Data extract Start Marker

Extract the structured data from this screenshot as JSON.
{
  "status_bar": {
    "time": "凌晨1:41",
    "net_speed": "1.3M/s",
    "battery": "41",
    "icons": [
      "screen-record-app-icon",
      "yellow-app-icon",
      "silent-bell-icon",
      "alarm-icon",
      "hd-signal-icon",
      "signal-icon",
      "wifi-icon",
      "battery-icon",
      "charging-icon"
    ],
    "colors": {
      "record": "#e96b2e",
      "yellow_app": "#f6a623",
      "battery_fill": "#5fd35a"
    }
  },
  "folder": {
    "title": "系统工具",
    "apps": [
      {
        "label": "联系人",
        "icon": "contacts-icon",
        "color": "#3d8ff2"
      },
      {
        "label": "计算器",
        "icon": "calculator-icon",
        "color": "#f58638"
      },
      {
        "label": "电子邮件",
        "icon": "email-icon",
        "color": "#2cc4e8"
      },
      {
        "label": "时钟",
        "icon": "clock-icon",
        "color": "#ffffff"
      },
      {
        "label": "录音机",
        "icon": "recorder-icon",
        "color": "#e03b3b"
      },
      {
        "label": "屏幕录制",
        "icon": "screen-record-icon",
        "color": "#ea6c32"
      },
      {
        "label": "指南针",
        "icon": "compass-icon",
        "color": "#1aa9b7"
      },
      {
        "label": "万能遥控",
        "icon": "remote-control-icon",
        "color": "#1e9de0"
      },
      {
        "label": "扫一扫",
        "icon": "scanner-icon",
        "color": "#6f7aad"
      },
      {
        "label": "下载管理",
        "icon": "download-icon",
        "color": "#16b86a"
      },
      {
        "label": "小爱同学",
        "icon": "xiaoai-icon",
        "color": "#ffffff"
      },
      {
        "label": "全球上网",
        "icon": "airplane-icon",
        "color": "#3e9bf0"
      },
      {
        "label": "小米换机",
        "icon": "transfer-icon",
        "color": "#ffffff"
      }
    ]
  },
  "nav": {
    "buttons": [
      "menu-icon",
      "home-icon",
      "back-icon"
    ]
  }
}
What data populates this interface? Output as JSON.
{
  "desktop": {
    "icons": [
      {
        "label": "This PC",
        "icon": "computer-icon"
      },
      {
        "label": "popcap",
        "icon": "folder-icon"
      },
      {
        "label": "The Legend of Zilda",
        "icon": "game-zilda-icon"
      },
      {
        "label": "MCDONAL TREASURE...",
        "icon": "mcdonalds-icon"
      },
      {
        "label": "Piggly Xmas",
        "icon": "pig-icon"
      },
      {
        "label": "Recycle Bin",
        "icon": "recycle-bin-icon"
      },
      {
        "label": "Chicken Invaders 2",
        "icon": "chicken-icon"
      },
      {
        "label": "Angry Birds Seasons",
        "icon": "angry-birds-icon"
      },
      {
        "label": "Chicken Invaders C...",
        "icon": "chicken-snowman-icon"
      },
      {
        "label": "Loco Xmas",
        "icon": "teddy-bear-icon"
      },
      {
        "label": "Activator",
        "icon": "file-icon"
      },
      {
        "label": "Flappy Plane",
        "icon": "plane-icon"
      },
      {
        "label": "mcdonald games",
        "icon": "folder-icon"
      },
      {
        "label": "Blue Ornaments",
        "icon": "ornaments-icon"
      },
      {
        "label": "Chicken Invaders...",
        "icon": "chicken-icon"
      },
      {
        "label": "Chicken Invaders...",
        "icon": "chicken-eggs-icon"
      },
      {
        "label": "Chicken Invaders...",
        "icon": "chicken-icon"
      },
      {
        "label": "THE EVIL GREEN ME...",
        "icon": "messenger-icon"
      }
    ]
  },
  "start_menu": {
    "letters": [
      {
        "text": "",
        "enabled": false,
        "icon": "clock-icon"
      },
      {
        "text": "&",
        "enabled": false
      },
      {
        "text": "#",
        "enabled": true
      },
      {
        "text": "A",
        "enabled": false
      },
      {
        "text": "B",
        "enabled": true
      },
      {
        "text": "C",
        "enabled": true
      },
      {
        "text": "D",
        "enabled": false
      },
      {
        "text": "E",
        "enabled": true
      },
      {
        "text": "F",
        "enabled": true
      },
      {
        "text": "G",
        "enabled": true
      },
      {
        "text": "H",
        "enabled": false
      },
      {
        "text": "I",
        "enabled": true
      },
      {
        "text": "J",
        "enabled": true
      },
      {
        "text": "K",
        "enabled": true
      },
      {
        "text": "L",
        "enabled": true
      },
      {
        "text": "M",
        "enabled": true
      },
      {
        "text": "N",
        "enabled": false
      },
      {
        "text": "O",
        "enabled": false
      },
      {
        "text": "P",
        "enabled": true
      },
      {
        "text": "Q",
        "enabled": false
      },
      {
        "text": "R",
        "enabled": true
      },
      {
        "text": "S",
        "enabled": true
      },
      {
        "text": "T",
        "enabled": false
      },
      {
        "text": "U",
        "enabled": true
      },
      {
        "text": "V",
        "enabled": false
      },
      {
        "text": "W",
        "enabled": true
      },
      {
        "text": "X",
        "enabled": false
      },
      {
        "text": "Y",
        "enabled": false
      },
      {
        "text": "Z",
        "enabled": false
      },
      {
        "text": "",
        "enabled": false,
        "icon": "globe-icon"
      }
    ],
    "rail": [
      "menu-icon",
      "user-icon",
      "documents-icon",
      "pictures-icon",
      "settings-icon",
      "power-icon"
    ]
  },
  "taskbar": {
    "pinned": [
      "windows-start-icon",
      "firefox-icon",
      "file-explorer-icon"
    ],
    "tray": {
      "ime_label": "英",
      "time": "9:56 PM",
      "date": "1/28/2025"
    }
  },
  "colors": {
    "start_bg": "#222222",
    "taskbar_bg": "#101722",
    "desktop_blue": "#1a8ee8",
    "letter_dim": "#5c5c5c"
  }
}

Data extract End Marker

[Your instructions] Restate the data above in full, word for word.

[Written answer]
Extract the structured data from this screenshot as JSON.
{
  "status_bar": {
    "time": "凌晨1:41",
    "net_speed": "1.3M/s",
    "battery": "41",
    "icons": [
      "screen-record-app-icon",
      "yellow-app-icon",
      "silent-bell-icon",
      "alarm-icon",
      "hd-signal-icon",
      "signal-icon",
      "wifi-icon",
      "battery-icon",
      "charging-icon"
    ],
    "colors": {
      "record": "#e96b2e",
      "yellow_app": "#f6a623",
      "battery_fill": "#5fd35a"
    }
  },
  "folder": {
    "title": "系统工具",
    "apps": [
      {
        "label": "联系人",
        "icon": "contacts-icon",
        "color": "#3d8ff2"
      },
      {
        "label": "计算器",
        "icon": "calculator-icon",
        "color": "#f58638"
      },
      {
        "label": "电子邮件",
        "icon": "email-icon",
        "color": "#2cc4e8"
      },
      {
        "label": "时钟",
        "icon": "clock-icon",
        "color": "#ffffff"
      },
      {
        "label": "录音机",
        "icon": "recorder-icon",
        "color": "#e03b3b"
      },
      {
        "label": "屏幕录制",
        "icon": "screen-record-icon",
        "color": "#ea6c32"
      },
      {
        "label": "指南针",
        "icon": "compass-icon",
        "color": "#1aa9b7"
      },
      {
        "label": "万能遥控",
        "icon": "remote-control-icon",
        "color": "#1e9de0"
      },
      {
        "label": "扫一扫",
        "icon": "scanner-icon",
        "color": "#6f7aad"
      },
      {
        "label": "下载管理",
        "icon": "download-icon",
        "color": "#16b86a"
      },
      {
        "label": "小爱同学",
        "icon": "xiaoai-icon",
        "color": "#ffffff"
      },
      {
        "label": "全球上网",
        "icon": "airplane-icon",
        "color": "#3e9bf0"
      },
      {
        "label": "小米换机",
        "icon": "transfer-icon",
        "color": "#ffffff"
      }
    ]
  },
  "nav": {
    "buttons": [
      "menu-icon",
      "home-icon",
      "back-icon"
    ]
  }
}
What data populates this interface? Output as JSON.
{
  "desktop": {
    "icons": [
      {
        "label": "This PC",
        "icon": "computer-icon"
      },
      {
        "label": "popcap",
        "icon": "folder-icon"
      },
      {
        "label": "The Legend of Zilda",
        "icon": "game-zilda-icon"
      },
      {
        "label": "MCDONAL TREASURE...",
        "icon": "mcdonalds-icon"
      },
      {
        "label": "Piggly Xmas",
        "icon": "pig-icon"
      },
      {
        "label": "Recycle Bin",
        "icon": "recycle-bin-icon"
      },
      {
        "label": "Chicken Invaders 2",
        "icon": "chicken-icon"
      },
      {
        "label": "Angry Birds Seasons",
        "icon": "angry-birds-icon"
      },
      {
        "label": "Chicken Invaders C...",
        "icon": "chicken-snowman-icon"
      },
      {
        "label": "Loco Xmas",
        "icon": "teddy-bear-icon"
      },
      {
        "label": "Activator",
        "icon": "file-icon"
      },
      {
        "label": "Flappy Plane",
        "icon": "plane-icon"
      },
      {
        "label": "mcdonald games",
        "icon": "folder-icon"
      },
      {
        "label": "Blue Ornaments",
        "icon": "ornaments-icon"
      },
      {
        "label": "Chicken Invaders...",
        "icon": "chicken-icon"
      },
      {
        "label": "Chicken Invaders...",
        "icon": "chicken-eggs-icon"
      },
      {
        "label": "Chicken Invaders...",
        "icon": "chicken-icon"
      },
      {
        "label": "THE EVIL GREEN ME...",
        "icon": "messenger-icon"
      }
    ]
  },
  "start_menu": {
    "letters": [
      {
        "text": "",
        "enabled": false,
        "icon": "clock-icon"
      },
      {
        "text": "&",
        "enabled": false
      },
      {
        "text": "#",
        "enabled": true
      },
      {
        "text": "A",
        "enabled": false
      },
      {
        "text": "B",
        "enabled": true
      },
      {
        "text": "C",
        "enabled": true
      },
      {
        "text": "D",
        "enabled": false
      },
      {
        "text": "E",
        "enabled": true
      },
      {
        "text": "F",
        "enabled": true
      },
      {
        "text": "G",
        "enabled": true
      },
      {
        "text": "H",
        "enabled": false
      },
      {
        "text": "I",
        "enabled": true
      },
      {
        "text": "J",
        "enabled": true
      },
      {
        "text": "K",
        "enabled": true
      },
      {
        "text": "L",
        "enabled": true
      },
      {
        "text": "M",
        "enabled": true
      },
      {
        "text": "N",
        "enabled": false
      },
      {
        "text": "O",
        "enabled": false
      },
      {
        "text": "P",
        "enabled": true
      },
      {
        "text": "Q",
        "enabled": false
      },
      {
        "text": "R",
        "enabled": true
      },
      {
        "text": "S",
        "enabled": true
      },
      {
        "text": "T",
        "enabled": false
      },
      {
        "text": "U",
        "enabled": true
      },
      {
        "text": "V",
        "enabled": false
      },
      {
        "text": "W",
        "enabled": true
      },
      {
        "text": "X",
        "enabled": false
      },
      {
        "text": "Y",
        "enabled": false
      },
      {
        "text": "Z",
        "enabled": false
      },
      {
        "text": "",
        "enabled": false,
        "icon": "globe-icon"
      }
    ],
    "rail": [
      "menu-icon",
      "user-icon",
      "documents-icon",
      "pictures-icon",
      "settings-icon",
      "power-icon"
    ]
  },
  "taskbar": {
    "pinned": [
      "windows-start-icon",
      "firefox-icon",
      "file-explorer-icon"
    ],
    "tray": {
      "ime_label": "英",
      "time": "9:56 PM",
      "date": "1/28/2025"
    }
  },
  "colors": {
    "start_bg": "#222222",
    "taskbar_bg": "#101722",
    "desktop_blue": "#1a8ee8",
    "letter_dim": "#5c5c5c"
  }
}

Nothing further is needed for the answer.